Start of Material provided

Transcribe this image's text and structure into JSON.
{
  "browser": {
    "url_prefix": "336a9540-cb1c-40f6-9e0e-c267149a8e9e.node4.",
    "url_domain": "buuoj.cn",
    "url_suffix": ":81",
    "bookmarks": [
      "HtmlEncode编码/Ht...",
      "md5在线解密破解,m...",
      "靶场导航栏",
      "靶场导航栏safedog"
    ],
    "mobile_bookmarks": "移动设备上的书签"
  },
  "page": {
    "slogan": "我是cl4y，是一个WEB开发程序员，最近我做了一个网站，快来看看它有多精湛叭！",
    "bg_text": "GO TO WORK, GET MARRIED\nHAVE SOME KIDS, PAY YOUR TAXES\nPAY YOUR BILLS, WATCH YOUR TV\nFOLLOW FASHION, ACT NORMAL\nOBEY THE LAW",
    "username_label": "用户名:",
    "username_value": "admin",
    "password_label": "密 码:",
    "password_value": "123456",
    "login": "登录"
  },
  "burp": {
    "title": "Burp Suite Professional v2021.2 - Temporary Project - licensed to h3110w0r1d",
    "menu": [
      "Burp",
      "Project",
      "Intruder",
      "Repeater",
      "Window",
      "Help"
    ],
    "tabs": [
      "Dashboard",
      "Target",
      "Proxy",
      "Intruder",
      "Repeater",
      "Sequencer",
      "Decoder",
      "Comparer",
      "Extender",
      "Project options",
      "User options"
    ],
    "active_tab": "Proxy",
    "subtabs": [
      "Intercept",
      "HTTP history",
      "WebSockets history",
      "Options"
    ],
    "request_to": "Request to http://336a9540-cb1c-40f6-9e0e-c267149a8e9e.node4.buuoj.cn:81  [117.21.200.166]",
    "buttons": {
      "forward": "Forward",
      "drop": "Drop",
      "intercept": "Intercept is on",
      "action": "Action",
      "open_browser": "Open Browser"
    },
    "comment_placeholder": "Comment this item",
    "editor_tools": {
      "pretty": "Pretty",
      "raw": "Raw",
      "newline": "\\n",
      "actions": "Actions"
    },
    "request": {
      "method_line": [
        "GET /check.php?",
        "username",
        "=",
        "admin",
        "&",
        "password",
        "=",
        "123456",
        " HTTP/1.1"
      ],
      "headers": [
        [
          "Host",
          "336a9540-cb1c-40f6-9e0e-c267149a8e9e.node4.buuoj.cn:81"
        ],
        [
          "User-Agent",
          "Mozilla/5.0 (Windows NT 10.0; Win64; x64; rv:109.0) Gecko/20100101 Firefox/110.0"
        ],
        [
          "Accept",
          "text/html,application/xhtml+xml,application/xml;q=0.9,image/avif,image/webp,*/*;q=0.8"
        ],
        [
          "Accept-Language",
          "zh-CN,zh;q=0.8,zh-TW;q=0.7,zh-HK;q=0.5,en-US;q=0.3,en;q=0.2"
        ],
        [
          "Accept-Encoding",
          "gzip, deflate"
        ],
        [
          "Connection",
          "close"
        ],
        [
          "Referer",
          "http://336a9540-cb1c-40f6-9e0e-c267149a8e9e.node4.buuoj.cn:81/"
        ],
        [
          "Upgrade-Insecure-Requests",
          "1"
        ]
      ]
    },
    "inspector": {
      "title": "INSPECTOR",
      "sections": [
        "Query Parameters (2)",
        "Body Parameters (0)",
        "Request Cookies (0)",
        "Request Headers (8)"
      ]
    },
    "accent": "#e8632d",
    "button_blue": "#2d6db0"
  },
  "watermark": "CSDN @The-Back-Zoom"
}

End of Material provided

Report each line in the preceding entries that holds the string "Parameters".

▶ Task solution
        "Query Parameters (2)",
        "Body Parameters (0)",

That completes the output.